Executive Director of CATALYST, Associate Dean for Health Services Research, and Distinguished Professor in the Department of Family and Community Medicine in Ohio State's College of Medicine 

Dr. McAlearney is the Executive Director of CATALYST, Associate Dean for Health Services Research, and Distinguished Professor in the Department of Family and Community Medicine in Ohio State's College of Medicine. She also holds appointments as a professor of health services management and policy in the College of Public Health and is a professor of biomedical informatics and pediatrics in the College of Medicine at The Ohio State University. She has over 30 years of health services research experience and has been actively involved in both performing research and disseminating research results to academic and practitioner audiences.

Dr. McAlearney enjoys collaborative research projects and engaging clinicians in health service research as well as mentoring junior faculty in their research endeavors. She is internationally known for her expertise in both qualitative and mixed methods analyses, and she has been continuously funded for over 20 years. Dr. McAlearney has authored over 300 peer-reviewed publications, 11 books/edited books, and more than 100 book chapters. Dr. McAlearney has served as a grant reviewer for 18 years including for the Agency for Healthcare Research and Quality, the National Institutes of Health, the Patient-Centered Outcomes Research Institute, and the National Science Foundation. In addition to co-leading the Center to STOP COVID at Ohio State (U54), Dr. McAlearney leads an R01 focused on applying management practices to prevent transmission of healthcare-associated infections, and she co-leads the “Better Birth Outcomes Through Technology, Education and Reporting (BETTER)” project funded by the American Heart Association as part of their newly established Health Equity Research Network. Her ongoing research focuses on addressing care disparities, information technology innovations in health care, population health management, quality improvement, and organizational development. Dr. McAlearney received her undergraduate and graduate degrees from Stanford University and Harvard University’s T. H. Chan School of Public Health.

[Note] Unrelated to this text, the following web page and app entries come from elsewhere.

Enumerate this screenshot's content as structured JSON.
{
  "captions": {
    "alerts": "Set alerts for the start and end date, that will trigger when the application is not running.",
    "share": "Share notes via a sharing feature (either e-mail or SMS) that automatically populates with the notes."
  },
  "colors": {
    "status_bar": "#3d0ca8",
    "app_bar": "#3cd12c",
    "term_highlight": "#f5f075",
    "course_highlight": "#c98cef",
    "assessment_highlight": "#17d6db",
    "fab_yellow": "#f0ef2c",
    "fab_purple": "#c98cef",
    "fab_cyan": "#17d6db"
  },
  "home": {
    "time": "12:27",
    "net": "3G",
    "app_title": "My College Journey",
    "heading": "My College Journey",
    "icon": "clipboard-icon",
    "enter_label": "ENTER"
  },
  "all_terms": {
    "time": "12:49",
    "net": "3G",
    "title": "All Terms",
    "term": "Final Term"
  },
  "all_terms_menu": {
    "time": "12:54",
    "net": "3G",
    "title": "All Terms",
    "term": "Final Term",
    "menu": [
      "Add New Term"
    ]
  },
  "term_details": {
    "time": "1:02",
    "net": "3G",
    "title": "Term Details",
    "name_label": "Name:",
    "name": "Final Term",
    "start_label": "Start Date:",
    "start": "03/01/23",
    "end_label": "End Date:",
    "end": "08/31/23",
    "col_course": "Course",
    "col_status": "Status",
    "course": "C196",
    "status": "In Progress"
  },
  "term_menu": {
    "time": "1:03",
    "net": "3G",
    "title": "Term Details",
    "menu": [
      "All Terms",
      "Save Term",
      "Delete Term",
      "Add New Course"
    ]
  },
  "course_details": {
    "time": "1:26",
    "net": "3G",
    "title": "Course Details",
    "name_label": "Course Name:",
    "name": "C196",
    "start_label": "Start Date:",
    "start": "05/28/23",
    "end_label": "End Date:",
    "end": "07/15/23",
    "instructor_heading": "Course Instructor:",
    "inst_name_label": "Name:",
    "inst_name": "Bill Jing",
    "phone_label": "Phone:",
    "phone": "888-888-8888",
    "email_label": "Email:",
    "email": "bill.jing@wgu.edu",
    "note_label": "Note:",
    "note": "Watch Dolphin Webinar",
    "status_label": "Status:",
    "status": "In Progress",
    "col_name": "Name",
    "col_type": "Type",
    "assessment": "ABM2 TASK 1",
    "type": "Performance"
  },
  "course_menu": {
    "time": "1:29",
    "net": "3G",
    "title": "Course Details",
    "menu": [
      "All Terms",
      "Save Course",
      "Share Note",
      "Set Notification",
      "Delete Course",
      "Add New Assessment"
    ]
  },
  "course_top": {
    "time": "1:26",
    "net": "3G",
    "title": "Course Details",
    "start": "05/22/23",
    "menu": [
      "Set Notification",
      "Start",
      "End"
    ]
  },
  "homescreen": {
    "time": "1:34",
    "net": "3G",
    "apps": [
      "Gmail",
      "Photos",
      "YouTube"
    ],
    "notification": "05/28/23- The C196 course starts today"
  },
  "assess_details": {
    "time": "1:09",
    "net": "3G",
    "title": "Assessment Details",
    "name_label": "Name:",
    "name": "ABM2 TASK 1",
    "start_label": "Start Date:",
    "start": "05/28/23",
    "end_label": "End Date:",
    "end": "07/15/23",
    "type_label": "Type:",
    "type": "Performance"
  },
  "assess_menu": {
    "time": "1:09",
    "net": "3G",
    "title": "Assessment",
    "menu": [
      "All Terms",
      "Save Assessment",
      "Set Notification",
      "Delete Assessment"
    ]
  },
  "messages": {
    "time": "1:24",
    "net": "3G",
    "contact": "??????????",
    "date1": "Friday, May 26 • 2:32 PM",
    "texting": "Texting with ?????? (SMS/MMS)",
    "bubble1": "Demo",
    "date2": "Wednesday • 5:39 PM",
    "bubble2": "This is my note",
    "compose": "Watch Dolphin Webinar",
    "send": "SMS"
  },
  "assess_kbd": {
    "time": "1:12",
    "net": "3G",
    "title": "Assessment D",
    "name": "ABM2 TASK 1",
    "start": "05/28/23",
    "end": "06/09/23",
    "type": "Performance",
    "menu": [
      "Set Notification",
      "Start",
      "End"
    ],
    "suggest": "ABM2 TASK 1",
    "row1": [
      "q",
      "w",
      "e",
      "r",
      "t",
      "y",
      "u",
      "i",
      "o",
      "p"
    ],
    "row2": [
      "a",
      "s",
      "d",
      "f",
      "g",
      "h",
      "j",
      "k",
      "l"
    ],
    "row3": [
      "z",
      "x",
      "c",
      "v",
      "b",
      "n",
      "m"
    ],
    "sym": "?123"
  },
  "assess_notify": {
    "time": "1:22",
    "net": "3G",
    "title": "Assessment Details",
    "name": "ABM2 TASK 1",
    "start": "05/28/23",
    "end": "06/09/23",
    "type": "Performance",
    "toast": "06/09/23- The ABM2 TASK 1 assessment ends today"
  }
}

Learn more about the CCSP 

For more information, email Dr. Jim Burke at